WHAT YOU SHOULD DO:
Each entry is to be retyped exactly as it stands.

** Opening DATASET block **

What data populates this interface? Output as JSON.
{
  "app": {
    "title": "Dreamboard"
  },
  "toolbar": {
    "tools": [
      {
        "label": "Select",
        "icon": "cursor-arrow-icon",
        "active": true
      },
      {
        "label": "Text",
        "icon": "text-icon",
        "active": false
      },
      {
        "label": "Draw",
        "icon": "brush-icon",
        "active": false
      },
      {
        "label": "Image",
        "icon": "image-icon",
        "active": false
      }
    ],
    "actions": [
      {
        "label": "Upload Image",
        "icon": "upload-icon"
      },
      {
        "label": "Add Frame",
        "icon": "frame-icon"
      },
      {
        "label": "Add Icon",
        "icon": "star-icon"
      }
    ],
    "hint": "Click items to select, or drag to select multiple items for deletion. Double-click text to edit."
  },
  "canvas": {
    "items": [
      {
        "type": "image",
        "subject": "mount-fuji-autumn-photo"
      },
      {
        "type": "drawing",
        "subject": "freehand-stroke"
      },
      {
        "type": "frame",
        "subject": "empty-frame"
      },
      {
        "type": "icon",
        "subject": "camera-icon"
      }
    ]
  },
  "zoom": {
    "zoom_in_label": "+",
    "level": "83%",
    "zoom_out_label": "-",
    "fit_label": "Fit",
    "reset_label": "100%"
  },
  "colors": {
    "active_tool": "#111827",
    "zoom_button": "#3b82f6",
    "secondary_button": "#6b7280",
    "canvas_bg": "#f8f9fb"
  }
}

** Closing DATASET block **

EXERCISE ANSWER:
What data populates this interface? Output as JSON.
{
  "app": {
    "title": "Dreamboard"
  },
  "toolbar": {
    "tools": [
      {
        "label": "Select",
        "icon": "cursor-arrow-icon",
        "active": true
      },
      {
        "label": "Text",
        "icon": "text-icon",
        "active": false
      },
      {
        "label": "Draw",
        "icon": "brush-icon",
        "active": false
      },
      {
        "label": "Image",
        "icon": "image-icon",
        "active": false
      }
    ],
    "actions": [
      {
        "label": "Upload Image",
        "icon": "upload-icon"
      },
      {
        "label": "Add Frame",
        "icon": "frame-icon"
      },
      {
        "label": "Add Icon",
        "icon": "star-icon"
      }
    ],
    "hint": "Click items to select, or drag to select multiple items for deletion. Double-click text to edit."
  },
  "canvas": {
    "items": [
      {
        "type": "image",
        "subject": "mount-fuji-autumn-photo"
      },
      {
        "type": "drawing",
        "subject": "freehand-stroke"
      },
      {
        "type": "frame",
        "subject": "empty-frame"
      },
      {
        "type": "icon",
        "subject": "camera-icon"
      }
    ]
  },
  "zoom": {
    "zoom_in_label": "+",
    "level": "83%",
    "zoom_out_label": "-",
    "fit_label": "Fit",
    "reset_label": "100%"
  },
  "colors": {
    "active_tool": "#111827",
    "zoom_button": "#3b82f6",
    "secondary_button": "#6b7280",
    "canvas_bg": "#f8f9fb"
  }
}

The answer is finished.